The final piece of the War Transformed puzzle, fitting with the natural setting and societal collapse, are the myths, monsters, and magic of folklore. A War Transformed takes place in a world where nature is in revolt – the wilderness reclaiming fields and villages, towns and cities. The transformative cosmic event that caused this verdant uprising has awakened the old gods of earth and sea, forest and meadow from their slumber. Returning to the world from the spiritual realm into which they retreated as civilisation advanced, they demand again the sacrifices that were made to them long ago to ensure the fertility of the land. Mankind faces a difficult choice: submit or starve.

Lunar mythology plays a pivotal role in the universe of A War Transformed, as do the occult traditions of the early 20th century. In this period, mystics and thinkers attempted to reconstruct the beliefs of pagan peoples of the mythic past. In many of the resulting systems of belief a lunar goddess has a central role, one who changes in character with the progression of the lunar cycle, or one who has different avatars that control the different phases – waxing, full and waning. Often this lunar goddess or her avatars were conflated with known goddesses from the ancient world: Isis and Minerva gained new worshippers in the fashionable drawing rooms of Edwardian England, whilst secret societies in Germany revived the worship of the likes of Freya and Ostara.
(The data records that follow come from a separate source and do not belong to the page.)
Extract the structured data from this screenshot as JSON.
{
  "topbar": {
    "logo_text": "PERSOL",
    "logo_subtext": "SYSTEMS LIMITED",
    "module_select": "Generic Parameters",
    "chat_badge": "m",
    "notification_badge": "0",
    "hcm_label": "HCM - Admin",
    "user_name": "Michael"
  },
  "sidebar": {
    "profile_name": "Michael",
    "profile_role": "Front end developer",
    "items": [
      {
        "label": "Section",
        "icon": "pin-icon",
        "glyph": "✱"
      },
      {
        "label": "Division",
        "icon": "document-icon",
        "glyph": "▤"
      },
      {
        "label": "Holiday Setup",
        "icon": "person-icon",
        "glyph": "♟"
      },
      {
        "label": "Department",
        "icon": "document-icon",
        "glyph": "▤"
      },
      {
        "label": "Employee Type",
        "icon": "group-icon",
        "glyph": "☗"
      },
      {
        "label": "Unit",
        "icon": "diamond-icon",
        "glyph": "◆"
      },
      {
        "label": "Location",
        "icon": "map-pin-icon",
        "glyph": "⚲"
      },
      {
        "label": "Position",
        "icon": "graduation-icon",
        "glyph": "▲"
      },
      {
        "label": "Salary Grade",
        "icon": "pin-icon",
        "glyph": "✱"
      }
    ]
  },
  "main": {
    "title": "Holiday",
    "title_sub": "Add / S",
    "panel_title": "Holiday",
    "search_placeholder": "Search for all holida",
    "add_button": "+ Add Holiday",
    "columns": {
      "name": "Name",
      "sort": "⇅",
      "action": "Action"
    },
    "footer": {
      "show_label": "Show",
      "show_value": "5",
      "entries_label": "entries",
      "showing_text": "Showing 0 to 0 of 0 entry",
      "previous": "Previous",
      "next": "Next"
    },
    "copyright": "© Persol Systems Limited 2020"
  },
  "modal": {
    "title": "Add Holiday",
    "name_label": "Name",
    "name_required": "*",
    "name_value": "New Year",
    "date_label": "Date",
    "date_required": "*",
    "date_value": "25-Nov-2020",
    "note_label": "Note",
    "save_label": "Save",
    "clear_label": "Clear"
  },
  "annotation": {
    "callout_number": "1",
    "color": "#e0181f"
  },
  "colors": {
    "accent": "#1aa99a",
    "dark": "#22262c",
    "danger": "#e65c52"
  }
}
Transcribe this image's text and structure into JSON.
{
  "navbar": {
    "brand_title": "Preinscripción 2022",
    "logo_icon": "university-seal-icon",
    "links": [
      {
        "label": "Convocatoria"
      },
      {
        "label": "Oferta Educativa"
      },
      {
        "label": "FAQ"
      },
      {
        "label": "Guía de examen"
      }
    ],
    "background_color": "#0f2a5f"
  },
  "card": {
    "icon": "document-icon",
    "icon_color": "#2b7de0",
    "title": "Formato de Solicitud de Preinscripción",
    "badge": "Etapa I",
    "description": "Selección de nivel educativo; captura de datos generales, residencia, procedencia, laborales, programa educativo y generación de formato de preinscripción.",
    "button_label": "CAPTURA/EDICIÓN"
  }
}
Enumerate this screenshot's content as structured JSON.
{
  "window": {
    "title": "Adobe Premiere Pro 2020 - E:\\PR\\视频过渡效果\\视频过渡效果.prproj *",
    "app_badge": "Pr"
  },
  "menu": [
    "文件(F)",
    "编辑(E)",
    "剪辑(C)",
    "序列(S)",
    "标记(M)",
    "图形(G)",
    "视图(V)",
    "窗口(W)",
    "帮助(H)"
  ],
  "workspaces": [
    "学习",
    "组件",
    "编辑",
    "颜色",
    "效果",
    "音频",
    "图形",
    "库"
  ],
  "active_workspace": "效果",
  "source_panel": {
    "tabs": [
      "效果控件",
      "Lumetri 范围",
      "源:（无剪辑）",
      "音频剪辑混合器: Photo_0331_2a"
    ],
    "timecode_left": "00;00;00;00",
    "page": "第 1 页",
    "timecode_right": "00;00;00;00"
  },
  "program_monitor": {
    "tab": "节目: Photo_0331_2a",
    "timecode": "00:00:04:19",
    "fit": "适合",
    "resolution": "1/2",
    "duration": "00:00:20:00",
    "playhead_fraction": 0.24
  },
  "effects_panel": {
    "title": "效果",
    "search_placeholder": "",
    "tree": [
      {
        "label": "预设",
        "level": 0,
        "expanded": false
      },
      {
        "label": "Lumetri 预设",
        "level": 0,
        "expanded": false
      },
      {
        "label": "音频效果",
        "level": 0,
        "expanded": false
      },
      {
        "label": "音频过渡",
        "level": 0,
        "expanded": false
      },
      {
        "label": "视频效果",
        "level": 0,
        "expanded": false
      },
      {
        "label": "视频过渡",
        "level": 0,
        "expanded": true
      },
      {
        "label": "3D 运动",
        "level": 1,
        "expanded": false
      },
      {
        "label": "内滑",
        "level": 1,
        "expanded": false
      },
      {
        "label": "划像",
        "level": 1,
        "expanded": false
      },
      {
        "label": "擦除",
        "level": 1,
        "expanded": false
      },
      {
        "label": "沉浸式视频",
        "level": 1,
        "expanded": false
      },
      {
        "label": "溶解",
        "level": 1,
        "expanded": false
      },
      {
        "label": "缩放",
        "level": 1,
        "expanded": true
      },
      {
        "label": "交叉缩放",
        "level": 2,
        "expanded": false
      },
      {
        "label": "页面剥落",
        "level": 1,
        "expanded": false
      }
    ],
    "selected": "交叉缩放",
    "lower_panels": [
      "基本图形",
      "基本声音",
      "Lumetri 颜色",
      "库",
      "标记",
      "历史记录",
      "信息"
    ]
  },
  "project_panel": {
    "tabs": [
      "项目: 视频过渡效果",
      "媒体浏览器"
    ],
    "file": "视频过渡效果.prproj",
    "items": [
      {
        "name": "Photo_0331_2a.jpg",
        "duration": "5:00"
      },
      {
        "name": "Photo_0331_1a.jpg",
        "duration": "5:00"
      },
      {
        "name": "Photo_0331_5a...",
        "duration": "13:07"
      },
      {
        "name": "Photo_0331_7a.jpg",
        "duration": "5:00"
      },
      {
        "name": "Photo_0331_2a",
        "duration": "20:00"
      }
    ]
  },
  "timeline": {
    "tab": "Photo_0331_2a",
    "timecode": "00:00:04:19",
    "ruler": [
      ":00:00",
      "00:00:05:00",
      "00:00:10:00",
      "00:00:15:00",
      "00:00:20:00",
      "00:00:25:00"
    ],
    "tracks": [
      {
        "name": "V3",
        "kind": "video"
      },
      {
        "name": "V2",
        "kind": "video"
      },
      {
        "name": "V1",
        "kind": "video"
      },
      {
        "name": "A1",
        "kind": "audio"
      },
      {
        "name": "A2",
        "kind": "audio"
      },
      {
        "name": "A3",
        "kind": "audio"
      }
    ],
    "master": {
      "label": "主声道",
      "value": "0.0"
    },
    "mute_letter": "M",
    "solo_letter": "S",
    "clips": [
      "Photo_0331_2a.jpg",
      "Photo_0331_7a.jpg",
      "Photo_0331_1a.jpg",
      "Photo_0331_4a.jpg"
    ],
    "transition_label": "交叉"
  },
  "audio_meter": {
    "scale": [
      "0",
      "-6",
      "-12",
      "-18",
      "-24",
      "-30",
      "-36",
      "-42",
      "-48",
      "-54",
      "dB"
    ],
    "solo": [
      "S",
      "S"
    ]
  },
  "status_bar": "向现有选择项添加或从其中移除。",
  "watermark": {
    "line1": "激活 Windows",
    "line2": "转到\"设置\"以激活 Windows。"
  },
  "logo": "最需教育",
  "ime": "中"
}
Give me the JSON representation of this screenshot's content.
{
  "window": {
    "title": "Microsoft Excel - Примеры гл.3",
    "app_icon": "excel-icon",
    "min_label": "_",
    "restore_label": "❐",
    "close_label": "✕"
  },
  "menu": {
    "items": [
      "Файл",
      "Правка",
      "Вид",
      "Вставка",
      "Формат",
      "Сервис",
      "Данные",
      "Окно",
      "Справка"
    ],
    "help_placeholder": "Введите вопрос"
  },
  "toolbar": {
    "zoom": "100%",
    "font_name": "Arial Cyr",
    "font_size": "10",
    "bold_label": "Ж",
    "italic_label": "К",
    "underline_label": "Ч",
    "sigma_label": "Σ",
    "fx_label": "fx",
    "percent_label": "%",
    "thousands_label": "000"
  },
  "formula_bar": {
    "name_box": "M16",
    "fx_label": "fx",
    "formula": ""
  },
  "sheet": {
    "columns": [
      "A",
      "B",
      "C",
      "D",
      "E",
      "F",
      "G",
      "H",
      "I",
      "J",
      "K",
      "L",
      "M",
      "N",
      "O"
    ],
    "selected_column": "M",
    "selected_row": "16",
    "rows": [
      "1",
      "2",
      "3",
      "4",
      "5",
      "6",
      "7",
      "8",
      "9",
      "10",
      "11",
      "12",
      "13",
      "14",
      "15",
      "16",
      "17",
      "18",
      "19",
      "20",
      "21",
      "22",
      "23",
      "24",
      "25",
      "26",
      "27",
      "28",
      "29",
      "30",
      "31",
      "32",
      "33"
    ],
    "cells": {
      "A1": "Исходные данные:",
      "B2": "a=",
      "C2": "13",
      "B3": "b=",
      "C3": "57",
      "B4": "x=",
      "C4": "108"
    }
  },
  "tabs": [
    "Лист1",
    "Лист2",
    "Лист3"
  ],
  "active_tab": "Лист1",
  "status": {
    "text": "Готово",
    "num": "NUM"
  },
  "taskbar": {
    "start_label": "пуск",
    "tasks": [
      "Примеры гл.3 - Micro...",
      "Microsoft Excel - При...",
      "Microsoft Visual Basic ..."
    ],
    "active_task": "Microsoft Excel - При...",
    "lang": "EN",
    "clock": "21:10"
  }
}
In A War Transformed, players can chose to devote their force to the Maiden, Mother, or Crone: avatars of the waxing, full and waning moons. Players can also choose to devote their forces to the Horned god, a masculine counterpart to the lunar goddesses and master of the hunt.

Often in folk horror there is a demagogue: a preacher or priest who rules on behalf of a god or goddess, interpreting their will and directing the community against the threats posed by outsiders. A War Transformed features witches, mortals and trusted servants of the old gods granted access to powerful ritual magics that give players new tactical options and ways to theme their armies.

Alongside the gods come creatures of myth; monsters from beyond the veil that separates the material world from the spiritual. Half-remembered in folklore and legend, they wreak havoc on the battlefields, summoned to the fighting by those of sufficiently strong will to dominate them. Creatures in A War Transformed are archetypes; blank canvases with traits common to monsters familiar from the legends of cultures from across the world. There are ethereal creatures of smoke and shadow, who stalk no-mans-land feeding on fear; pernicious beings who lure men to a watery demise through glamours, seduction or trickery; hideous monsters with an insatiable need for human flesh; and more besides! Players can interpret these categories as they wish, adopting existing creatures from folklore, or creating their own from scratch.

A War Transformed is, above all, a blank canvas for players to explore their own dark visions of war on the Doggerland front. Will you lead a fanatic cult, devoted to the worship of a savage god? Or lead a brave band of men fighting against the darkness? This and much more are available to you in the twisted world of A War Transformed.

A War Transformed is out a week today in the UK and 31st October in the US!

Pre-order now.

A footer banner depicting a trench of barbed wire overgrown with flowers, with the text "The trenches of the Western Front stretch far across what was once the bed of the sea, littered with the wrecks of ships and detritus long thought lost forever under the dark waves..." above a stylised depiction of the stages of the moon